Earnest he prayed ;- -Merciful, great defender!
Preserve thy holy altars undefiled,
Protect this land from bloody men and idols,
Save my poor people from the yoke of Rome,
And take thy painful servant to thy mercy!.
Then, sinking on his pillow, with a sigh,
He breathed his innocent and faithful soul
Into his hands who gave it.
Guil. Crowns of glory,
Such as the brightest angels wear, be on him!
Peace guard his ashes here, and paradise,
With all its endless bliss, be open to him!
North. Our grief be on his grave. Our pre
Enjoins to see his last commands obeyed.
I hold it fit his death be not made known
To any but our friends. To-morrow, early,
The council shall assemble at the Tower.
Mean while, I beg your grace would strait in-
[To the Duchess of Suffolk.
Your princely daughter of our resolution;
Our common interest in that happy tie
Demands our swiftest care to see it finished.
Duch. Suff. My lord, you have determined well.
Be it your task to speak at large our purpose.
Daughter, receive this lord as one whom I,
Your father, and his own, ordain your husband:
What more concerns our will and your obedience,
We leave you to receive from him at leisure.
[Exeunt Duke and Duchess of Suffolk, and Duke of Northumberland. Guil. Wilt thou not spare a moment from thy
Is dead to joy: but I will hear thee, Guilford;
Nay, I must hear thee, such is her command,
Whom early duty taught me still to obey.
Yet, oh! forgive me, if to all the story,
Though eloquence divine attend thy speaking,
Though every muse, and every grace, do crown
Forgive me, if I cannot better answer,
Than weeping- -thus, and thus-
Guil.
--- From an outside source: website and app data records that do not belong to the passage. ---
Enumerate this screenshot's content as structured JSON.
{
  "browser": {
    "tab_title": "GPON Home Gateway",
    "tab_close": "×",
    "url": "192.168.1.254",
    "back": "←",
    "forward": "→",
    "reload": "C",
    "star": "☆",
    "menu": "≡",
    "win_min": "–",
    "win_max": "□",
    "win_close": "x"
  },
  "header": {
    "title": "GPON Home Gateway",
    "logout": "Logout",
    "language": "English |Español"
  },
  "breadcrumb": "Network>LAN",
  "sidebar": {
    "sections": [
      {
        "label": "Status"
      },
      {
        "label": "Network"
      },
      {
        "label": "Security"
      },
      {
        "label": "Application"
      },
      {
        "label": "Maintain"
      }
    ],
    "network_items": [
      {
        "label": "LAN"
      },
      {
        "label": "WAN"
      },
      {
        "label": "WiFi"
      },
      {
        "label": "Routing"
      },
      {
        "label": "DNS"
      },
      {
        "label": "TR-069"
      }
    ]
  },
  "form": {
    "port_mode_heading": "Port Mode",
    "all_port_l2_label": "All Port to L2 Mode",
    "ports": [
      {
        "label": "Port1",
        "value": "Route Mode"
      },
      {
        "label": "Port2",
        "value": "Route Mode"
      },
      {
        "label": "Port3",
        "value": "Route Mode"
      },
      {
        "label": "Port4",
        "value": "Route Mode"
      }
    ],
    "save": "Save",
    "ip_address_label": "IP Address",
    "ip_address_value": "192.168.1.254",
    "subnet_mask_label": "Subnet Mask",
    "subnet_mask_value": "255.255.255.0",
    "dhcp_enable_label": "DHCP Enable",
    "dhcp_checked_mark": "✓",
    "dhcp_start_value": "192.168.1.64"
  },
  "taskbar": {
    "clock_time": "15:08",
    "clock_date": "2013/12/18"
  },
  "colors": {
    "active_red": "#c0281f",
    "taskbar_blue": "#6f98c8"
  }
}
If I offend thee,
Let me be dumb for ever: Let not life
Inform these breathing organs of my voice,